> Records shown:
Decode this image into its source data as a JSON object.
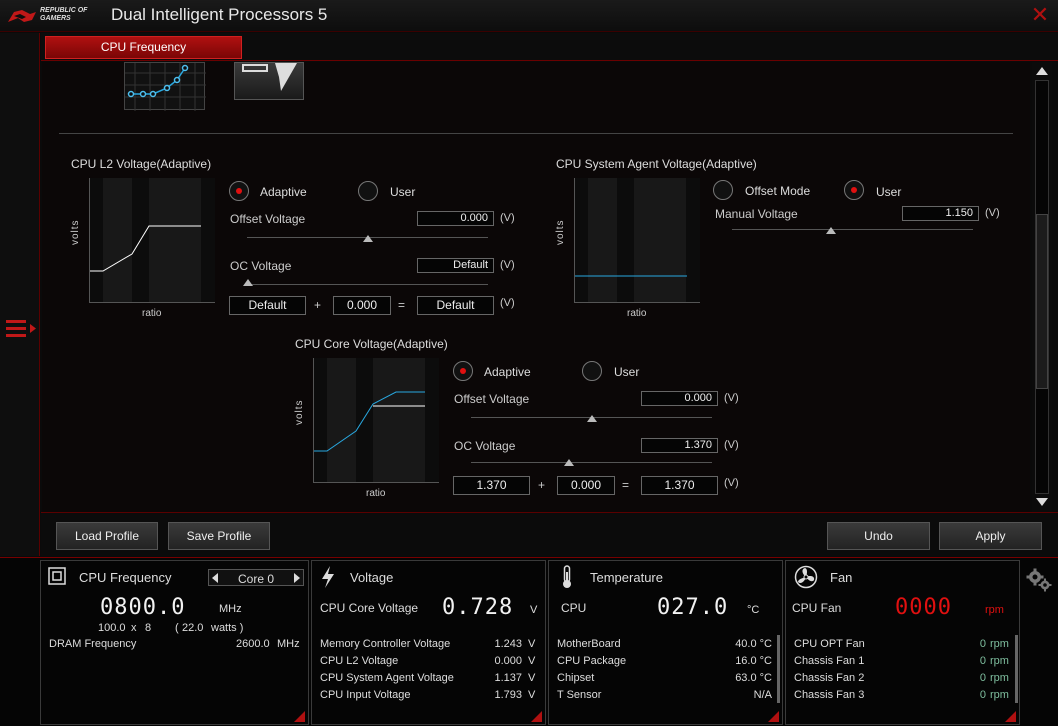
{
  "app": {
    "title": "Dual Intelligent Processors 5",
    "logo_line1": "REPUBLIC OF",
    "logo_line2": "GAMERS"
  },
  "tab": {
    "label": "CPU Frequency"
  },
  "l2": {
    "title": "CPU L2 Voltage(Adaptive)",
    "y_label": "volts",
    "x_label": "ratio",
    "mode_adaptive": "Adaptive",
    "mode_user": "User",
    "selected": "Adaptive",
    "offset_label": "Offset Voltage",
    "offset_value": "0.000",
    "unit": "(V)",
    "oc_label": "OC Voltage",
    "oc_value": "Default",
    "sum_a": "Default",
    "sum_b": "0.000",
    "sum_result": "Default",
    "plus": "+",
    "equals": "="
  },
  "sa": {
    "title": "CPU System Agent Voltage(Adaptive)",
    "y_label": "volts",
    "x_label": "ratio",
    "mode_offset": "Offset Mode",
    "mode_user": "User",
    "selected": "User",
    "manual_label": "Manual Voltage",
    "manual_value": "1.150",
    "unit": "(V)"
  },
  "core": {
    "title": "CPU Core Voltage(Adaptive)",
    "y_label": "volts",
    "x_label": "ratio",
    "mode_adaptive": "Adaptive",
    "mode_user": "User",
    "selected": "Adaptive",
    "offset_label": "Offset Voltage",
    "offset_value": "0.000",
    "unit": "(V)",
    "oc_label": "OC Voltage",
    "oc_value": "1.370",
    "sum_a": "1.370",
    "sum_b": "0.000",
    "sum_result": "1.370",
    "plus": "+",
    "equals": "="
  },
  "buttons": {
    "load": "Load Profile",
    "save": "Save Profile",
    "undo": "Undo",
    "apply": "Apply"
  },
  "freq": {
    "title": "CPU Frequency",
    "core_select": "Core 0",
    "value": "0800.0",
    "unit": "MHz",
    "bclk": "100.0",
    "times": "x",
    "multiplier": "8",
    "watts_open": "(",
    "watts": "22.0",
    "watts_unit": "watts )",
    "dram_label": "DRAM Frequency",
    "dram_value": "2600.0",
    "dram_unit": "MHz"
  },
  "voltage": {
    "title": "Voltage",
    "main_label": "CPU Core Voltage",
    "main_value": "0.728",
    "main_unit": "V",
    "rows": [
      {
        "label": "Memory Controller Voltage",
        "value": "1.243",
        "unit": "V"
      },
      {
        "label": "CPU L2 Voltage",
        "value": "0.000",
        "unit": "V"
      },
      {
        "label": "CPU System Agent Voltage",
        "value": "1.137",
        "unit": "V"
      },
      {
        "label": "CPU Input Voltage",
        "value": "1.793",
        "unit": "V"
      }
    ]
  },
  "temp": {
    "title": "Temperature",
    "main_label": "CPU",
    "main_value": "027.0",
    "main_unit": "°C",
    "rows": [
      {
        "label": "MotherBoard",
        "value": "40.0 °C"
      },
      {
        "label": "CPU Package",
        "value": "16.0 °C"
      },
      {
        "label": "Chipset",
        "value": "63.0 °C"
      },
      {
        "label": "T Sensor",
        "value": "N/A"
      }
    ]
  },
  "fan": {
    "title": "Fan",
    "main_label": "CPU Fan",
    "main_value": "0000",
    "main_unit": "rpm",
    "rows": [
      {
        "label": "CPU OPT Fan",
        "value": "0",
        "unit": "rpm"
      },
      {
        "label": "Chassis Fan 1",
        "value": "0",
        "unit": "rpm"
      },
      {
        "label": "Chassis Fan 2",
        "value": "0",
        "unit": "rpm"
      },
      {
        "label": "Chassis Fan 3",
        "value": "0",
        "unit": "rpm"
      }
    ]
  },
  "colors": {
    "accent": "#b01010",
    "curve_blue": "#29a8e0",
    "curve_white": "#ffffff"
  }
}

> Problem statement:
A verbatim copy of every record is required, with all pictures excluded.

> Written answer:
Decode this image into its source data as a JSON object.
{
  "app": {
    "title": "Dual Intelligent Processors 5",
    "logo_line1": "REPUBLIC OF",
    "logo_line2": "GAMERS"
  },
  "tab": {
    "label": "CPU Frequency"
  },
  "l2": {
    "title": "CPU L2 Voltage(Adaptive)",
    "y_label": "volts",
    "x_label": "ratio",
    "mode_adaptive": "Adaptive",
    "mode_user": "User",
    "selected": "Adaptive",
    "offset_label": "Offset Voltage",
    "offset_value": "0.000",
    "unit": "(V)",
    "oc_label": "OC Voltage",
    "oc_value": "Default",
    "sum_a": "Default",
    "sum_b": "0.000",
    "sum_result": "Default",
    "plus": "+",
    "equals": "="
  },
  "sa": {
    "title": "CPU System Agent Voltage(Adaptive)",
    "y_label": "volts",
    "x_label": "ratio",
    "mode_offset": "Offset Mode",
    "mode_user": "User",
    "selected": "User",
    "manual_label": "Manual Voltage",
    "manual_value": "1.150",
    "unit": "(V)"
  },
  "core": {
    "title": "CPU Core Voltage(Adaptive)",
    "y_label": "volts",
    "x_label": "ratio",
    "mode_adaptive": "Adaptive",
    "mode_user": "User",
    "selected": "Adaptive",
    "offset_label": "Offset Voltage",
    "offset_value": "0.000",
    "unit": "(V)",
    "oc_label": "OC Voltage",
    "oc_value": "1.370",
    "sum_a": "1.370",
    "sum_b": "0.000",
    "sum_result": "1.370",
    "plus": "+",
    "equals": "="
  },
  "buttons": {
    "load": "Load Profile",
    "save": "Save Profile",
    "undo": "Undo",
    "apply": "Apply"
  },
  "freq": {
    "title": "CPU Frequency",
    "core_select": "Core 0",
    "value": "0800.0",
    "unit": "MHz",
    "bclk": "100.0",
    "times": "x",
    "multiplier": "8",
    "watts_open": "(",
    "watts": "22.0",
    "watts_unit": "watts )",
    "dram_label": "DRAM Frequency",
    "dram_value": "2600.0",
    "dram_unit": "MHz"
  },
  "voltage": {
    "title": "Voltage",
    "main_label": "CPU Core Voltage",
    "main_value": "0.728",
    "main_unit": "V",
    "rows": [
      {
        "label": "Memory Controller Voltage",
        "value": "1.243",
        "unit": "V"
      },
      {
        "label": "CPU L2 Voltage",
        "value": "0.000",
        "unit": "V"
      },
      {
        "label": "CPU System Agent Voltage",
        "value": "1.137",
        "unit": "V"
      },
      {
        "label": "CPU Input Voltage",
        "value": "1.793",
        "unit": "V"
      }
    ]
  },
  "temp": {
    "title": "Temperature",
    "main_label": "CPU",
    "main_value": "027.0",
    "main_unit": "°C",
    "rows": [
      {
        "label": "MotherBoard",
        "value": "40.0 °C"
      },
      {
        "label": "CPU Package",
        "value": "16.0 °C"
      },
      {
        "label": "Chipset",
        "value": "63.0 °C"
      },
      {
        "label": "T Sensor",
        "value": "N/A"
      }
    ]
  },
  "fan": {
    "title": "Fan",
    "main_label": "CPU Fan",
    "main_value": "0000",
    "main_unit": "rpm",
    "rows": [
      {
        "label": "CPU OPT Fan",
        "value": "0",
        "unit": "rpm"
      },
      {
        "label": "Chassis Fan 1",
        "value": "0",
        "unit": "rpm"
      },
      {
        "label": "Chassis Fan 2",
        "value": "0",
        "unit": "rpm"
      },
      {
        "label": "Chassis Fan 3",
        "value": "0",
        "unit": "rpm"
      }
    ]
  },
  "colors": {
    "accent": "#b01010",
    "curve_blue": "#29a8e0",
    "curve_white": "#ffffff"
  }
}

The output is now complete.